Following the hike, we saw a demonstration of how ancient Israelites made different tools out of Copper. Like many experiences in Israel, this too was followed by a hike. We saw a rock shaped like a mushroom, you probably saw the photos. After that, we prayed Mincha on a beautiful spot in the desert and went on a final hike in an area of the park called Solomon’s Columns.
From Timna we drove to a beach on the Red Sea in Eilat and had some fun time in the water. After the beach, we went to the Eilat promenade where we were separated into smaller groups to shop and eat a Pizur dinner (when each one get a sum of money to buy the dinner of their choice) It was a fantastic day and now we are on the bus back to Kibbutz Yahel.”
Eliana wrote about the first 24 hours of creating memories that will last at least until Senior year 😊:
Today above all else was a whirlwind of emotions. Right now, I am writing this with sleepy eyes at 8:45pm Israel time. Just over 24 hours ago we awaited the bus at school to take off for the airport. After smooth check-in and a pretty long line at security we were given an hour of free time to get food and set for the flight. As everyone passed bag check with Starbucks in hand the excitement continued to rise. We boarded the plane and adjusted seating arrangements to the flight attendant’s annoyance allowing everyone to be ready for takeoff. Not so fortunately, we waited on the airplane for over an hour to leave the runway.

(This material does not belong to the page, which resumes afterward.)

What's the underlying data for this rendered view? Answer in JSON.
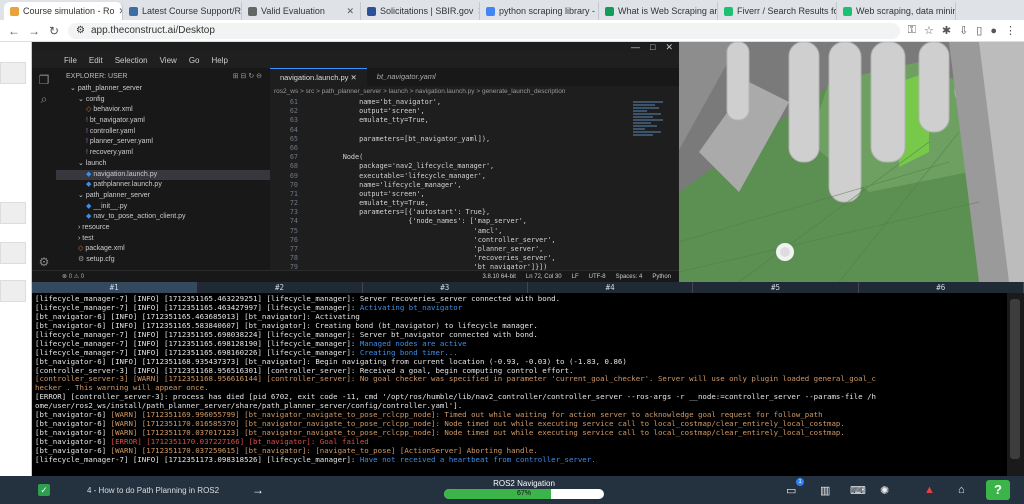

Through the course of the 10-hour flight many kosher food trays were mixed up and many heads fell to friend’s shoulders making ourselves as comfortable as possible. To be honest, I can recall all this because not much sleep was had. (Apologies to the non-GOA passengers for the constant chatter and water bottle refills). Light began to arise from the window, a cue for breakfast to be served. All unwanted food was passed to Joey and Jonas, but everyone found something to eat. We were the last to leave the plane, because Aliza lost her phone. All is found though!! Then we got covid tests in our own designated spot for us, probably about 7 stations I would say. A super easy process thanks to Rabbi Kallush for having our papers in order. Then we moved swiftly along to the 3 hours bus ride. Much singing took place, (maybe a bit too much because the speakers were asked to be turned off) but the Disney singalong was my personal favorite. As we went deep into the Negev the views from our bus windows were so pretty. Many hills sand walls passed. We played Israeli music trivia lead by our madrichim who were so beyond welcoming and kind. Then after a long overdue stretch break we got to Kibbutz Yahel. Everyone was pleasantly surprised to know how pretty and clean the small village is. The girls got to the showers immediately while the boys continued to chat on their assigned porches. We had dinner just as the temperature dropped greatly (coats were needed!!!) Dinner included a wide variety of foods: from chicken to fish to rice and grilled vegetables. Jet lag was kicking in, when we were told lights out at 9. And that just about covers it. I already know these next ten days will blow all our expectations away. And I’m so grateful to be a part of it. Look out for update two tomorrow.
Eliana Finkel on behalf of a very tired 10th grade